Published on May 24th, 2014 | by Clint Davis
Summary: A fun mystery romp with genuine chemistry between Grant & Hepburn. 'Charade' comes off as a bit sexist today, but has an otherwise innocent vibe.
NR | 113 min.
Director: Stanley Donen | Screenplay: Peter Stone
Starring: Audrey Hepburn, Cary Grant, Walter Matthau
Studio: Stanley Donen Productions | Distribution: Universal Pictures
Onscreen couples don’t get much classier than this. Throw Audrey Hepburn and Cary Grant together in a film set on a broken-down farm in Dust Bowl Kansas and they’ll make it look like Xanadu. The fact that Charade places the pair in France, wearing Givenchy and smoking cigarettes means you can consider this film Miles Davis.
This romantic thriller-comedy is a hip early-’60s romp with elements of whodunit and charm to spare–thanks especially to Grant. When Charade was produced, the legendary leading man was nearly 60-years old, while his co-star was just over 30. The story goes that Grant was immediately interested in Peter Stone’s screenplay but didn’t like the idea of coming off as a lecherous old man pursuing a woman half his age, so he suggested that Hepburn’s character be the romantic aggressor. When you’re Cary Grant, you can do such things…
The film’s plot winding plot features a lot of twists and turns, but doesn’t manipulate the audience with illogical reveals, especially when the mystery is solved. The elegant Regina (Hepburn) is vacationing in France when she receives news that her husband has been killed under mysterious circumstances. While at a ski resort, she meets a recently-divorced charmer named Peter Joshua (Grant) who quickly becomes her confidant/de-facto protector once the reason for her husband’s demise becomes clear. A team of undesirables begin following and confronting Regina about a large sum of missing money that was in his care, which they claim belongs to them. Loyalties and motives switch every few scenes while our heroine struggles with whom to trust.
Movies that rely on plot twists are often victims of their own cleverness. Stone’s script is extremely well done though, full of language that delicately creates intrigue while not confusing the viewer. One of my biggest pet peeves is when the final reveal is a complete gimmick that even the most attentive viewer couldn’t possibly see coming–that’s not the case with Charade. From the very beginning, everything you need to solve the mystery is on the screen, making it all the more satisfying at the end. But one vital thing to keep in mind when watching this film is that everyone lies.
Director Stanley Donen was a master of big productions, making his name with timeless musicals like Singin’ in the Rain and On the Town. Here, he trades in showstopping numbers on large set pieces for gun-toting spies in claustrophobic hotel rooms. The original score by Henry Mancini is total ’60s cool with a very tense bit of music accompanying a memorable chase through the subway near the film’s close.

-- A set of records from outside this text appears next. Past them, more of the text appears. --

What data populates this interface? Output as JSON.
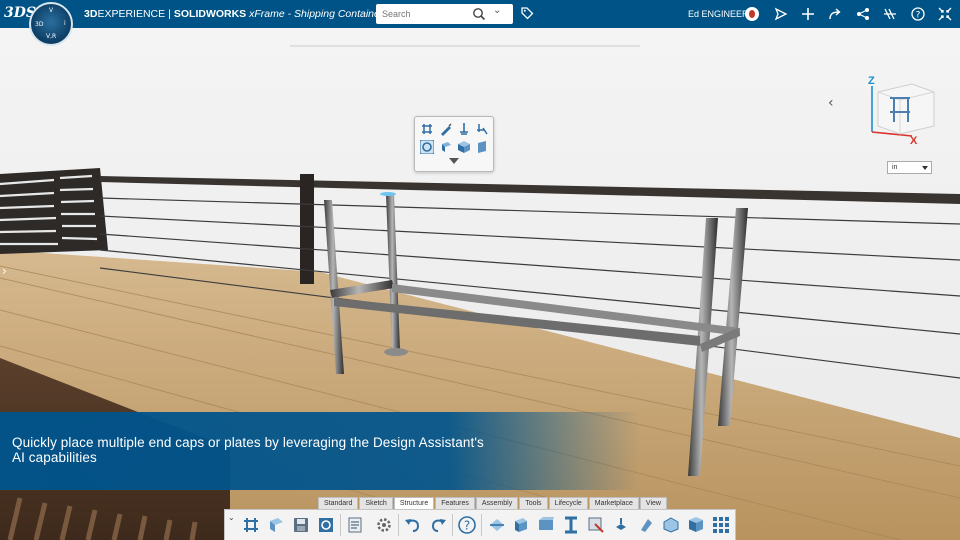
{
  "header": {
    "brand_prefix": "3D",
    "brand_experience": "EXPERIENCE",
    "separator": "|",
    "app_name": "SOLIDWORKS",
    "document_name": "xFrame - Shipping Container",
    "compass_labels": {
      "top": "V",
      "left": "3D",
      "right": "i",
      "bottom": "V,R"
    },
    "logo_text": "3DS",
    "search": {
      "placeholder": "Search",
      "value": ""
    },
    "user": "Ed ENGINEER",
    "icons": [
      "tag-icon",
      "user-avatar",
      "share-icon",
      "add-icon",
      "forward-icon",
      "network-share-icon",
      "tools-icon",
      "help-icon",
      "collapse-icon"
    ]
  },
  "viewport": {
    "units_value": "in",
    "cube_axes": {
      "z": "Z",
      "x": "X"
    }
  },
  "context_toolbar": {
    "icons": [
      "structure-system-icon",
      "sketch-pencil-icon",
      "end-cap-icon",
      "add-plate-icon",
      "design-assistant-icon",
      "profile-icon",
      "cube-icon",
      "plate-icon"
    ],
    "more_icon": "chevron-down-icon"
  },
  "caption": {
    "text": "Quickly place multiple end caps or plates by leveraging the Design Assistant's AI capabilities"
  },
  "action_bar": {
    "tabs": [
      "Standard",
      "Sketch",
      "Structure",
      "Features",
      "Assembly",
      "Tools",
      "Lifecycle",
      "Marketplace",
      "View"
    ],
    "active_tab": "Structure",
    "icons": [
      "structure-system-icon",
      "member-icon",
      "save-icon",
      "rebuild-icon",
      "properties-icon",
      "options-gear-icon",
      "undo-icon",
      "redo-icon",
      "help-icon",
      "corner-treatment-icon",
      "end-cap-icon",
      "gusset-icon",
      "weldment-profile-icon",
      "trim-extend-icon",
      "cut-list-icon",
      "connection-icon",
      "plate-icon",
      "pattern-icon",
      "grid-icon"
    ]
  },
  "colors": {
    "header_bg": "#005386",
    "caption_bg": "#00548c",
    "deck_wood": "#c9a678",
    "accent": "#1e8fd6"
  }
}
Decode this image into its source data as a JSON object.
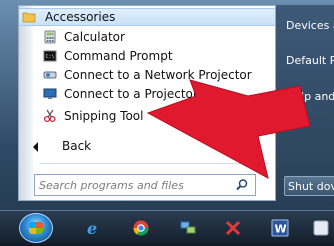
{
  "start_menu": {
    "folder": {
      "label": "Accessories",
      "icon": "folder-icon"
    },
    "items": [
      {
        "label": "Calculator",
        "icon": "calculator-icon"
      },
      {
        "label": "Command Prompt",
        "icon": "command-prompt-icon"
      },
      {
        "label": "Connect to a Network Projector",
        "icon": "network-projector-icon"
      },
      {
        "label": "Connect to a Projector",
        "icon": "projector-icon"
      },
      {
        "label": "Snipping Tool",
        "icon": "scissors-icon"
      }
    ],
    "back_label": "Back",
    "search": {
      "placeholder": "Search programs and files",
      "icon": "magnifier-icon"
    }
  },
  "right_pane": {
    "items": [
      "Devices a",
      "Default P",
      "Help and"
    ],
    "shutdown_label": "Shut dov"
  },
  "taskbar": {
    "icons": [
      "start-orb-icon",
      "internet-explorer-icon",
      "chrome-icon",
      "network-icon",
      "close-icon",
      "word-icon",
      "app-icon"
    ]
  },
  "colors": {
    "arrow": "#e0192f",
    "highlight": "#cfe4fa"
  }
}
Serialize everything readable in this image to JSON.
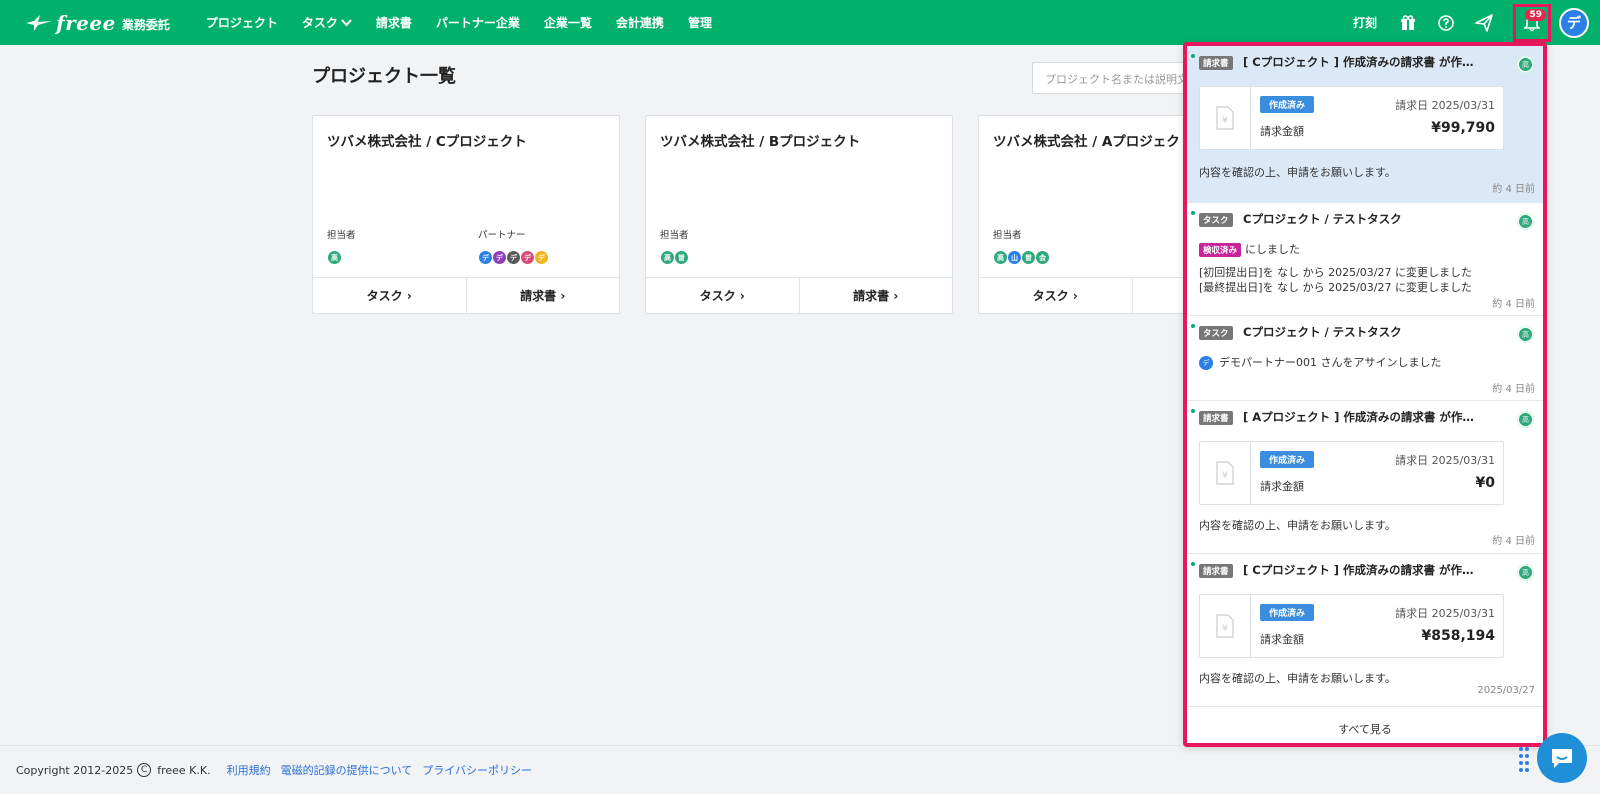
{
  "header": {
    "brand": "freee",
    "product": "業務委託",
    "nav": [
      {
        "label": "プロジェクト"
      },
      {
        "label": "タスク"
      },
      {
        "label": "請求書"
      },
      {
        "label": "パートナー企業"
      },
      {
        "label": "企業一覧"
      },
      {
        "label": "会計連携"
      },
      {
        "label": "管理"
      }
    ],
    "punch_label": "打刻",
    "notification_count": "59",
    "user_initial": "デ"
  },
  "main": {
    "title": "プロジェクト一覧",
    "search_placeholder": "プロジェクト名または説明文",
    "cards": [
      {
        "title": "ツバメ株式会社 / Cプロジェクト",
        "owner_label": "担当者",
        "partner_label": "パートナー",
        "owners": [
          "高"
        ],
        "partners": [
          "デ",
          "デ",
          "デ",
          "デ",
          "デ"
        ],
        "task_label": "タスク",
        "invoice_label": "請求書"
      },
      {
        "title": "ツバメ株式会社 / Bプロジェクト",
        "owner_label": "担当者",
        "owners": [
          "高",
          "曽"
        ],
        "task_label": "タスク",
        "invoice_label": "請求書"
      },
      {
        "title": "ツバメ株式会社 / Aプロジェクト",
        "owner_label": "担当者",
        "owners": [
          "高",
          "山",
          "曽",
          "会"
        ],
        "task_label": "タスク"
      }
    ]
  },
  "notifications": [
    {
      "tag": "請求書",
      "title": "[ Cプロジェクト ] 作成済みの請求書 が作…",
      "status": "作成済み",
      "date": "請求日 2025/03/31",
      "amount_label": "請求金額",
      "amount": "¥99,790",
      "message": "内容を確認の上、申請をお願いします。",
      "time": "約 4 日前",
      "avatar": "高"
    },
    {
      "tag": "タスク",
      "title": "Cプロジェクト / テストタスク",
      "status": "検収済み",
      "status_suffix": "にしました",
      "line1": "[初回提出日]を なし から 2025/03/27 に変更しました",
      "line2": "[最終提出日]を なし から 2025/03/27 に変更しました",
      "time": "約 4 日前",
      "avatar": "高"
    },
    {
      "tag": "タスク",
      "title": "Cプロジェクト / テストタスク",
      "assign_avatar": "デ",
      "message": "デモパートナー001 さんをアサインしました",
      "time": "約 4 日前",
      "avatar": "高"
    },
    {
      "tag": "請求書",
      "title": "[ Aプロジェクト ] 作成済みの請求書 が作…",
      "status": "作成済み",
      "date": "請求日 2025/03/31",
      "amount_label": "請求金額",
      "amount": "¥0",
      "message": "内容を確認の上、申請をお願いします。",
      "time": "約 4 日前",
      "avatar": "高"
    },
    {
      "tag": "請求書",
      "title": "[ Cプロジェクト ] 作成済みの請求書 が作…",
      "status": "作成済み",
      "date": "請求日 2025/03/31",
      "amount_label": "請求金額",
      "amount": "¥858,194",
      "message": "内容を確認の上、申請をお願いします。",
      "time": "2025/03/27",
      "avatar": "高"
    }
  ],
  "see_all_label": "すべて見る",
  "footer": {
    "copyright": "Copyright 2012-2025",
    "copyright_symbol": "C",
    "company": "freee K.K.",
    "links": [
      "利用規約",
      "電磁的記録の提供について",
      "プライバシーポリシー"
    ]
  },
  "colors": {
    "brand_green": "#00b06b",
    "highlight_border": "#e8175d",
    "notification_unread_bg": "#dbe9f7",
    "link_blue": "#2b6fd6"
  }
}
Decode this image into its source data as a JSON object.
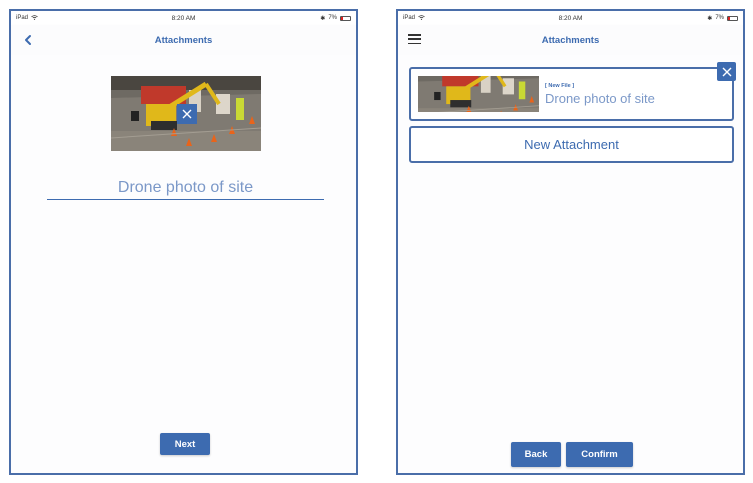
{
  "status_bar": {
    "carrier": "iPad",
    "time": "8:20 AM",
    "battery": "7%"
  },
  "left_screen": {
    "title": "Attachments",
    "caption_value": "Drone photo of site",
    "next_label": "Next"
  },
  "right_screen": {
    "title": "Attachments",
    "attachment": {
      "tag": "[ New File ]",
      "caption": "Drone photo of site"
    },
    "new_attachment_label": "New Attachment",
    "back_label": "Back",
    "confirm_label": "Confirm"
  },
  "colors": {
    "accent": "#3d6bb0",
    "border": "#4a6ea9",
    "caption": "#7b98c8"
  },
  "icons": [
    "back-chevron-icon",
    "menu-icon",
    "close-icon",
    "wifi-icon",
    "battery-icon"
  ]
}
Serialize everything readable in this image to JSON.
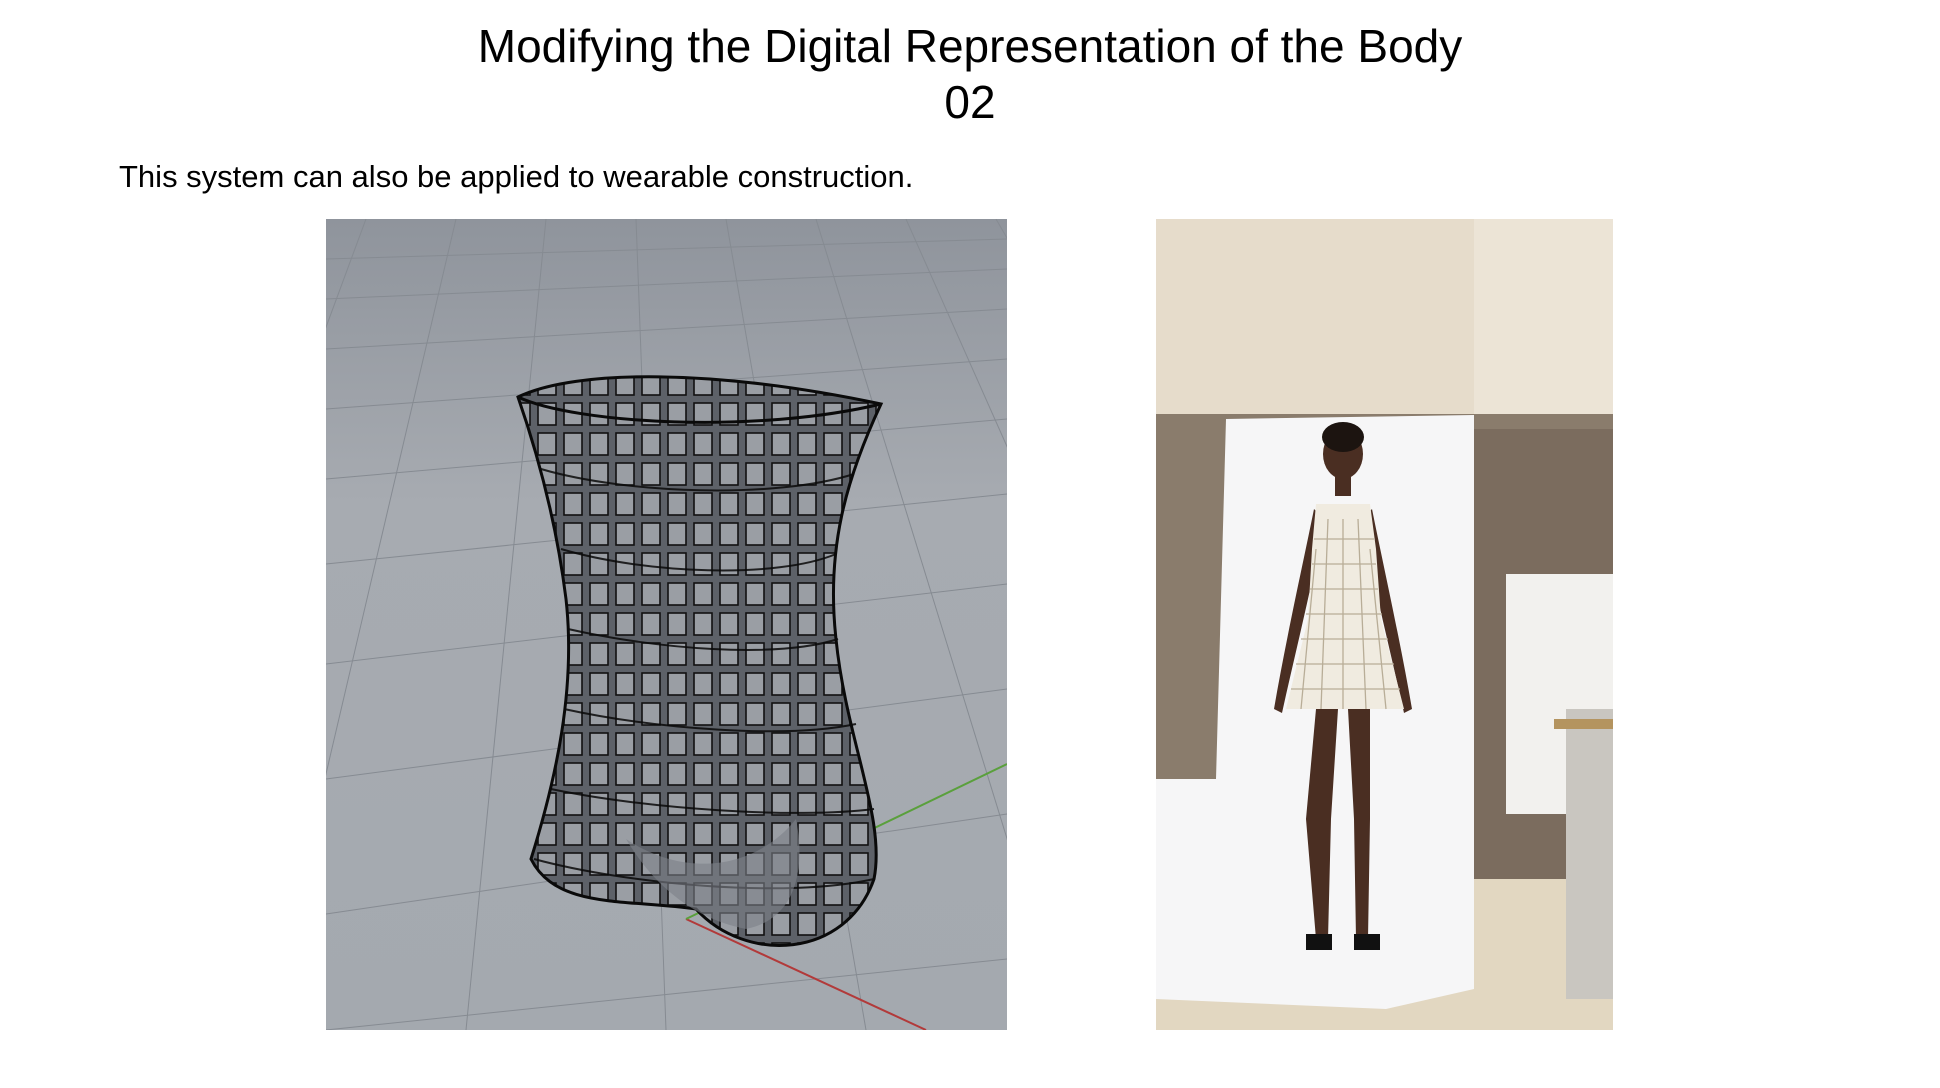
{
  "slide": {
    "title_line1": "Modifying the Digital Representation of the Body",
    "title_line2": "02",
    "body": "This system can also be applied to wearable construction."
  },
  "figures": [
    {
      "content": "3D wireframe model of a wearable form"
    },
    {
      "content": "Photograph of a model wearing a constructed dress"
    }
  ],
  "colors": {
    "background": "#ffffff",
    "viewport_grey": "#a3a8ae",
    "axis_red": "#b23a3a",
    "axis_green": "#5aa03c",
    "wall": "#e9dfcf",
    "backdrop": "#f5f5f6",
    "dress": "#f0ebe0"
  }
}
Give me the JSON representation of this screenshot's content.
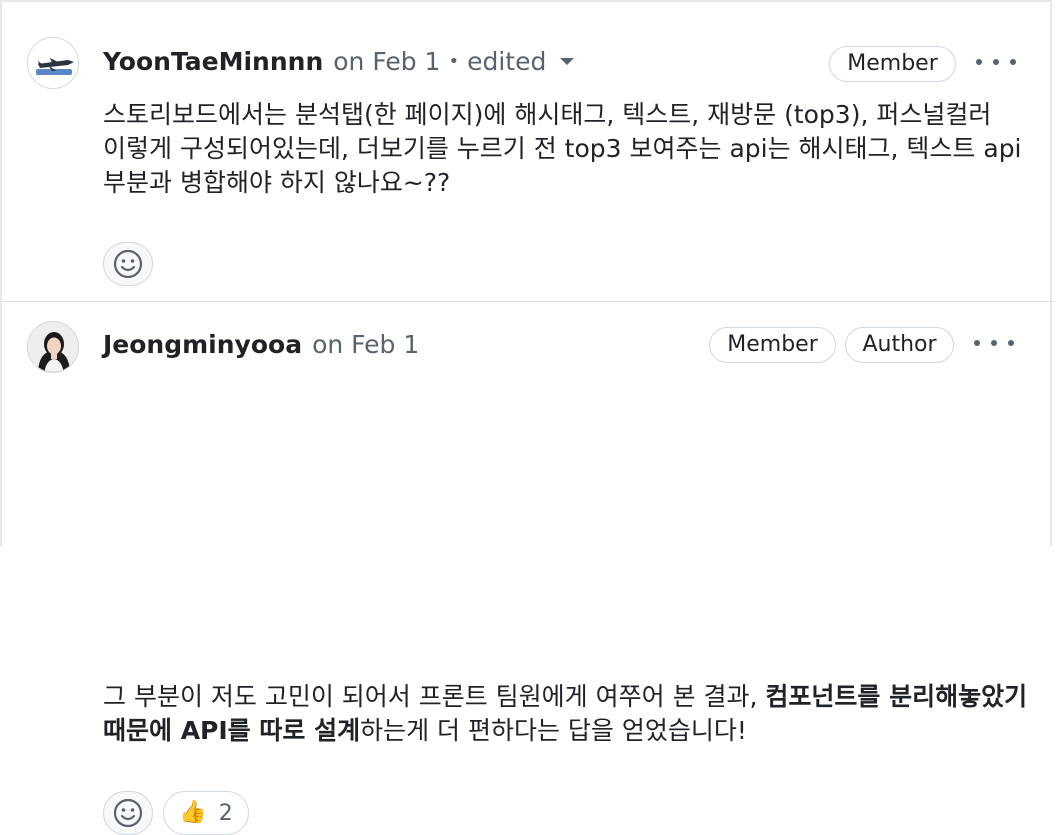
{
  "comments": [
    {
      "author": "YoonTaeMinnnn",
      "date": "on Feb 1",
      "separator": "•",
      "edited": "edited",
      "badges": [
        "Member"
      ],
      "body_plain": "스토리보드에서는 분석탭(한 페이지)에 해시태그, 텍스트, 재방문 (top3), 퍼스널컬러 이렇게 구성되어있는데, 더보기를 누르기 전 top3 보여주는 api는 해시태그, 텍스트 api 부분과 병합해야 하지 않나요~??",
      "reactions": []
    },
    {
      "author": "Jeongminyooa",
      "date": "on Feb 1",
      "badges": [
        "Member",
        "Author"
      ],
      "body_parts": [
        {
          "text": "그 부분이 저도 고민이 되어서 프론트 팀원에게 여쭈어 본 결과, ",
          "bold": false
        },
        {
          "text": "컴포넌트를 분리해놓았기 때문에 API를 따로 설계",
          "bold": true
        },
        {
          "text": "하는게 더 편하다는 답을 얻었습니다!",
          "bold": false
        }
      ],
      "reactions": [
        {
          "emoji": "👍",
          "count": "2"
        }
      ]
    }
  ],
  "icons": {
    "more": "kebab-horizontal-icon",
    "add_reaction": "smiley-icon",
    "thumbs_up": "thumbs-up-emoji",
    "dropdown": "triangle-down-icon"
  },
  "colors": {
    "text": "#1f2328",
    "muted": "#59636e",
    "border": "#d0d7de"
  }
}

These production elements are all spot-on but Charade‘s costumes steal the spotlight. The men are decked out in three-piece flannel suits and Hepburn looks perfect in outfits by Givenchy that still look fashionable. Her bug-eyed sunglasses have now become passe but in 1963, they made her the best-dressed actress in film.
My favorite part of Grant’s performance is how it proves he’s not afraid to look silly. There’s a great scene where, while flirting with Regina, he hops into the shower still wearing his suit for a funny routine. It would have been easy for the leading man to play it cool but it’s another testament to the actor’s charm that he could successfully play a comedic role. Also, the supporting players are suitably menacing and Walter Matthau especially stands out as a concerned CIA agent.
I wasn’t completely enamored with Charade though, as I couldn’t help but view Regina’s character as a typically sexist image of pre-1970’s women. She was shown as a helpless girl who, mere hours after her husband dies, is already throwing herself into the arms of another man–and no matter how many times she’s manipulated by Grant’s character, still is smitten by him. Additionally, she’s terrorized by all the men in the film, yet still relies on them every step of the way to get out of her predicament. I think it’s fun to imagine Katherine Hepburn being cast as “Reggie”, wearing pants and eventually shooting Peter after one too many lies…probably would’ve been a bit too dark.
Accepting that sexism was par for the course in early ’60s cinema, Charade is a very good film that’s both entertaining and smart. Donen proves a versatile director and Stone writes a mean script but let’s be honest, it’s all about Cary Grant’s easy charm and Audrey Hepburn’s badass frames.